Here’s some insight into how my brain works...
When I read the word “black” – this is what comes to mind:
Where are my black shoes? I'll wear my black gloves. I need a new black belt.
When I read the word “white” – this is what comes to mind:
I have a white envelope for you. Have you seen my white shirt? Put it in my white mug.
Now when I read the word “Black” – this is what comes to mind:
I am Black.
I work with a lot of Black boys.
Race may be socially constructed, but it matters and it's someone's identity .
So now let's talk about White people. You see I capitalized it. This is because white is a piece of paper, but White, is a person.
Some of my best friends are White. [see what I did there;)]
No matter how many differences between us or issues we may not agree on, I don't have to agree with someone to recognize their human experience.
When I am talking about someone’s racial identity, it matters to capitalize the race to provide a sense of humanity and cultural identity. To capitalize one racial identity over another, even in this day and age, just seems, well, wrong.

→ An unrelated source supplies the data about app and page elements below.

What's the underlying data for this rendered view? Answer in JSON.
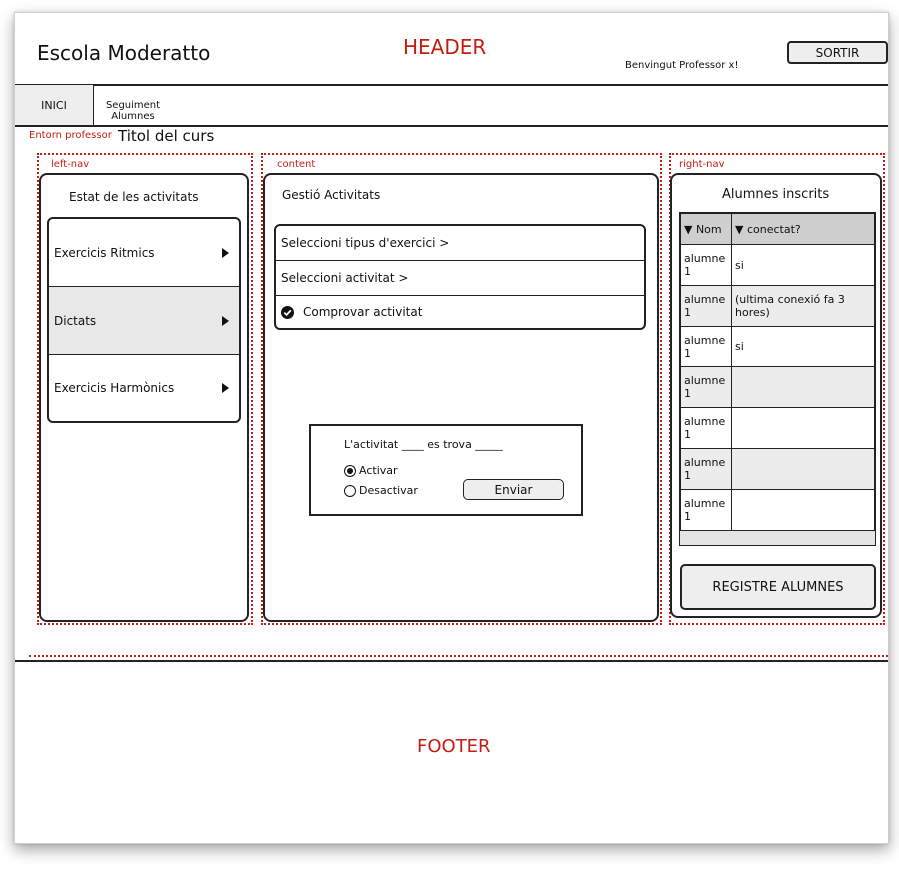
{
  "header": {
    "school_name": "Escola Moderatto",
    "header_label": "HEADER",
    "welcome": "Benvingut Professor x!",
    "logout_label": "SORTIR"
  },
  "menu": {
    "items": [
      {
        "label": "INICI"
      },
      {
        "label": "Seguiment\nAlumnes"
      }
    ]
  },
  "course": {
    "region_label": "Entorn professor",
    "title": "Titol del curs"
  },
  "left_nav": {
    "region_label": "left-nav",
    "heading": "Estat de les activitats",
    "items": [
      {
        "label": "Exercicis Ritmics"
      },
      {
        "label": "Dictats"
      },
      {
        "label": "Exercicis Harmònics"
      }
    ]
  },
  "content": {
    "region_label": "content",
    "heading": "Gestió Activitats",
    "steps": [
      {
        "label": "Seleccioni tipus d'exercici >"
      },
      {
        "label": "Seleccioni activitat >"
      },
      {
        "label": "Comprovar activitat"
      }
    ],
    "dialog": {
      "status_text": "L'activitat ____ es trova _____",
      "options": [
        {
          "label": "Activar",
          "selected": true
        },
        {
          "label": "Desactivar",
          "selected": false
        }
      ],
      "submit_label": "Enviar"
    }
  },
  "right_nav": {
    "region_label": "right-nav",
    "heading": "Alumnes inscrits",
    "columns": [
      "▼ Nom",
      "▼ conectat?"
    ],
    "rows": [
      {
        "name": "alumne 1",
        "status": "si"
      },
      {
        "name": "alumne 1",
        "status": "(ultima conexió fa 3 hores)"
      },
      {
        "name": "alumne 1",
        "status": "si"
      },
      {
        "name": "alumne 1",
        "status": ""
      },
      {
        "name": "alumne 1",
        "status": ""
      },
      {
        "name": "alumne 1",
        "status": ""
      },
      {
        "name": "alumne 1",
        "status": ""
      }
    ],
    "register_label": "REGISTRE ALUMNES"
  },
  "footer": {
    "label": "FOOTER"
  },
  "colors": {
    "annotation_red": "#c41d12",
    "stroke": "#222222",
    "selected_fill": "#e8e8e8",
    "table_header": "#cfcfcf",
    "shaded_row": "#ececec"
  }
}
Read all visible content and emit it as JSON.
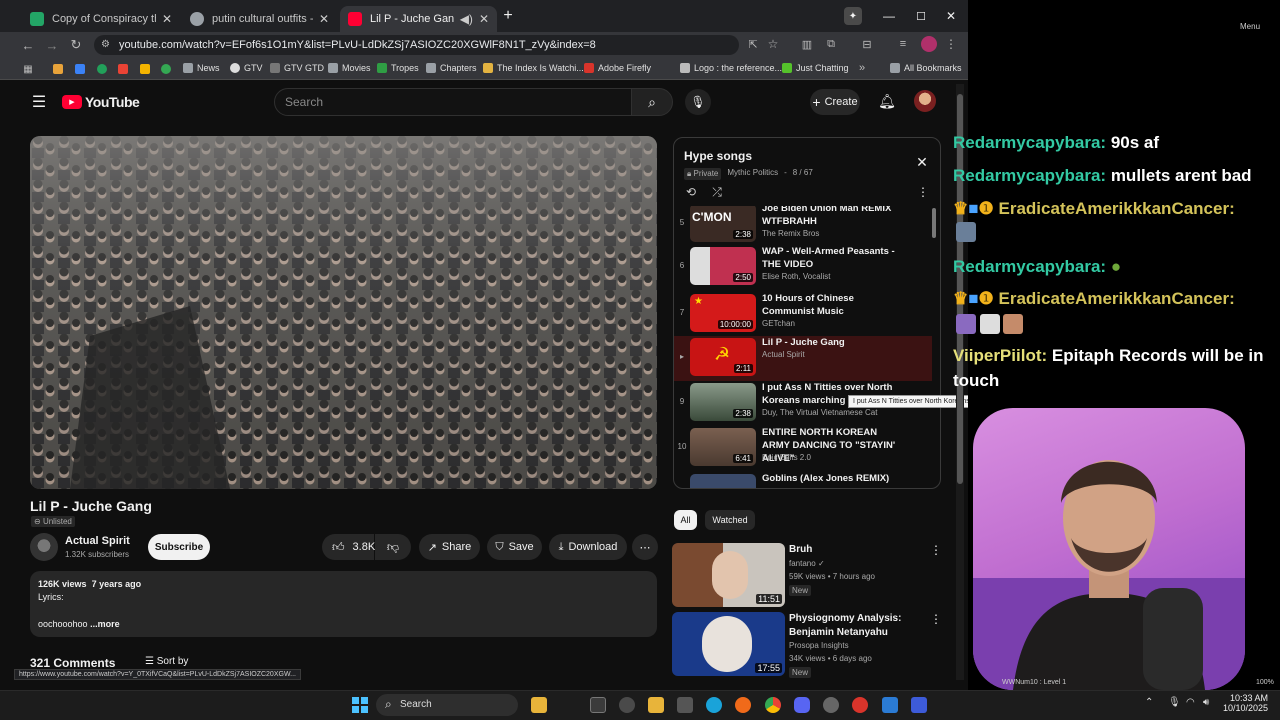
{
  "browser": {
    "tabs": [
      {
        "title": "Copy of Conspiracy theory / tro",
        "color": "#23a566"
      },
      {
        "title": "putin cultural outfits - Google S",
        "color": "#9aa0a6"
      },
      {
        "title": "Lil P - Juche Gang - YouTub",
        "color": "#ff0033"
      }
    ],
    "url": "youtube.com/watch?v=EFof6s1O1mY&list=PLvU-LdDkZSj7ASIOZC20XGWlF8N1T_zVy&index=8",
    "bookmarks": [
      "News",
      "GTV",
      "GTV GTD",
      "Movies",
      "Tropes",
      "Chapters",
      "The Index Is Watchi...",
      "Adobe Firefly",
      "Logo : the reference...",
      "Just Chatting"
    ],
    "all_bookmarks": "All Bookmarks",
    "status_url": "https://www.youtube.com/watch?v=Y_0TXifVCaQ&list=PLvU-LdDkZSj7ASIOZC20XGW..."
  },
  "youtube": {
    "logo": "YouTube",
    "search_placeholder": "Search",
    "create": "Create",
    "video": {
      "title": "Lil P - Juche Gang",
      "visibility": "Unlisted",
      "channel": "Actual Spirit",
      "subscribers": "1.32K subscribers",
      "subscribe": "Subscribe",
      "likes": "3.8K",
      "share": "Share",
      "save": "Save",
      "download": "Download",
      "views": "126K views",
      "age": "7 years ago",
      "desc_line1": "Lyrics:",
      "desc_line2": "oochooohoo",
      "more": "...more",
      "comments": "321 Comments",
      "sort": "Sort by"
    },
    "playlist": {
      "title": "Hype songs",
      "privacy": "Private",
      "owner": "Mythic Politics",
      "position": "8 / 67",
      "tooltip": "I put Ass N Titties over North Koreans marching",
      "items": [
        {
          "num": "5",
          "title": "Joe Biden Union Man REMIX WTFBRAHH",
          "channel": "The Remix Bros",
          "duration": "2:38",
          "thumb": "#3a2a24"
        },
        {
          "num": "6",
          "title": "WAP - Well-Armed Peasants - THE VIDEO",
          "channel": "Elise Roth, Vocalist",
          "duration": "2:50",
          "thumb": "#8a4a5a"
        },
        {
          "num": "7",
          "title": "10 Hours of Chinese Communist Music",
          "channel": "GETchan",
          "duration": "10:00:00",
          "thumb": "#d41a1a"
        },
        {
          "num": "▸",
          "title": "Lil P - Juche Gang",
          "channel": "Actual Spirit",
          "duration": "2:11",
          "thumb": "#c81414"
        },
        {
          "num": "9",
          "title": "I put Ass N Titties over North Koreans marching",
          "channel": "Duy, The Virtual Vietnamese Cat",
          "duration": "2:38",
          "thumb": "#5a6a5a"
        },
        {
          "num": "10",
          "title": "ENTIRE NORTH KOREAN ARMY DANCING TO \"STAYIN' ALIVE\"",
          "channel": "Epic Edits 2.0",
          "duration": "6:41",
          "thumb": "#6a5040"
        },
        {
          "num": "",
          "title": "Goblins (Alex Jones REMIX)",
          "channel": "",
          "duration": "",
          "thumb": "#3a4a6a"
        }
      ]
    },
    "chips": [
      "All",
      "Watched"
    ],
    "recommended": [
      {
        "title": "Bruh",
        "channel": "fantano",
        "views": "59K views",
        "age": "7 hours ago",
        "badge": "New",
        "duration": "11:51",
        "thumb": "#7a5a40"
      },
      {
        "title": "Physiognomy Analysis: Benjamin Netanyahu",
        "channel": "Prosopa Insights",
        "views": "34K views",
        "age": "6 days ago",
        "badge": "New",
        "duration": "17:55",
        "thumb": "#1a3a8a"
      }
    ]
  },
  "chat": {
    "messages": [
      {
        "user": "Redarmycapybara:",
        "text": "90s af",
        "color": "#33c9a3"
      },
      {
        "user": "Redarmycapybara:",
        "text": "mullets arent bad",
        "color": "#33c9a3"
      },
      {
        "user": "EradicateAmerikkkanCancer:",
        "text": "",
        "color": "#d4c35a"
      },
      {
        "user": "Redarmycapybara:",
        "text": "",
        "color": "#33c9a3"
      },
      {
        "user": "EradicateAmerikkkanCancer:",
        "text": "",
        "color": "#d4c35a"
      },
      {
        "user": "ViiperPiilot:",
        "text": "Epitaph Records will be in",
        "color": "#e6e07a"
      },
      {
        "user": "",
        "text": "touch",
        "color": "#ffffff"
      }
    ],
    "right_label": "Menu"
  },
  "taskbar": {
    "search": "Search",
    "time": "10:33 AM",
    "date": "10/10/2025",
    "status_user": "WWNum10 : Level 1",
    "zoom": "100%"
  }
}
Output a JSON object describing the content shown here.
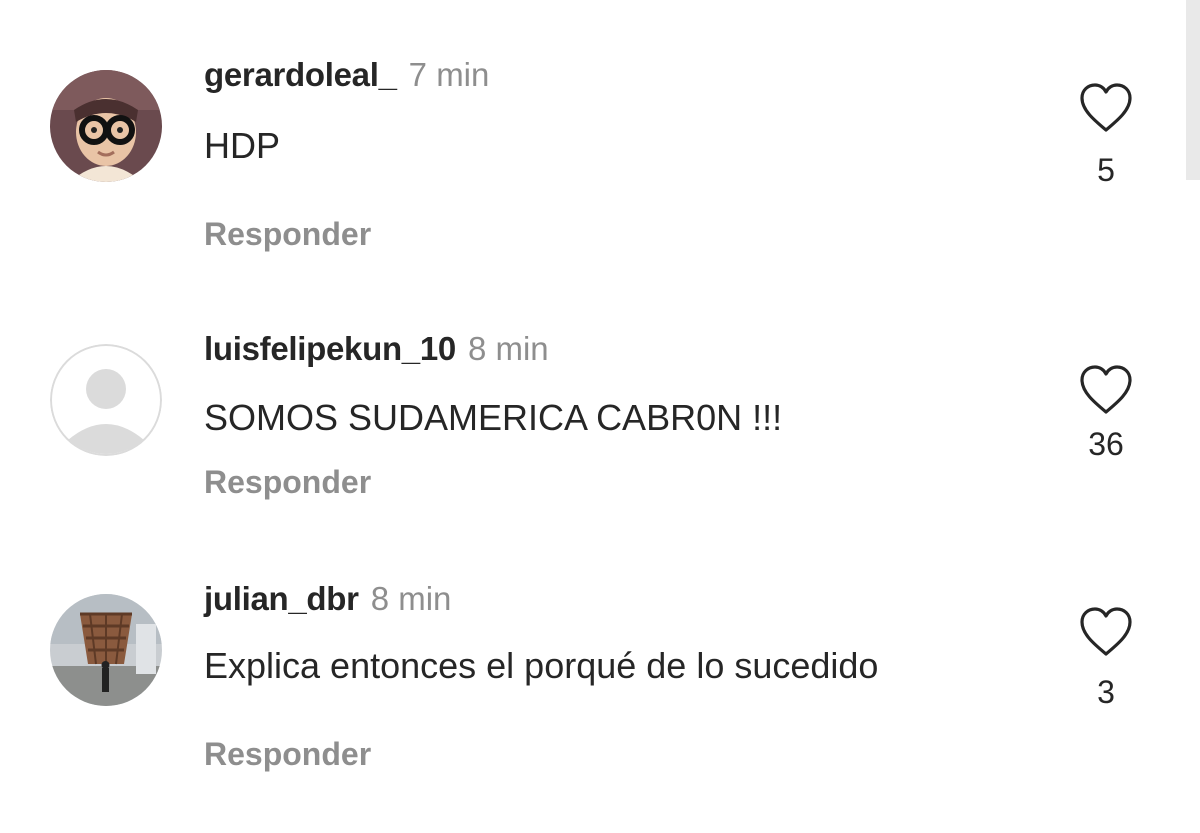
{
  "comments": [
    {
      "username": "gerardoleal_",
      "time": "7 min",
      "text": "HDP",
      "reply_label": "Responder",
      "likes": "5",
      "avatar": "child-with-glasses-photo"
    },
    {
      "username": "luisfelipekun_10",
      "time": "8 min",
      "text": "SOMOS SUDAMERICA CABR0N !!!",
      "reply_label": "Responder",
      "likes": "36",
      "avatar": "default-avatar"
    },
    {
      "username": "julian_dbr",
      "time": "8 min",
      "text": "Explica entonces el porqué de lo sucedido",
      "reply_label": "Responder",
      "likes": "3",
      "avatar": "person-at-vessel-structure-photo"
    }
  ],
  "icons": {
    "like": "heart-outline-icon"
  },
  "colors": {
    "text_primary": "#262626",
    "text_secondary": "#8e8e8e",
    "background": "#ffffff"
  }
}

For more information on this topic and a deeper discussion, see this article by Ann Thúy Nguyễn and Maya Pendleton on the Center for the Study of Social Policy's decision to capitalize White and this article regarding Associated Press' decision not to capitalize White.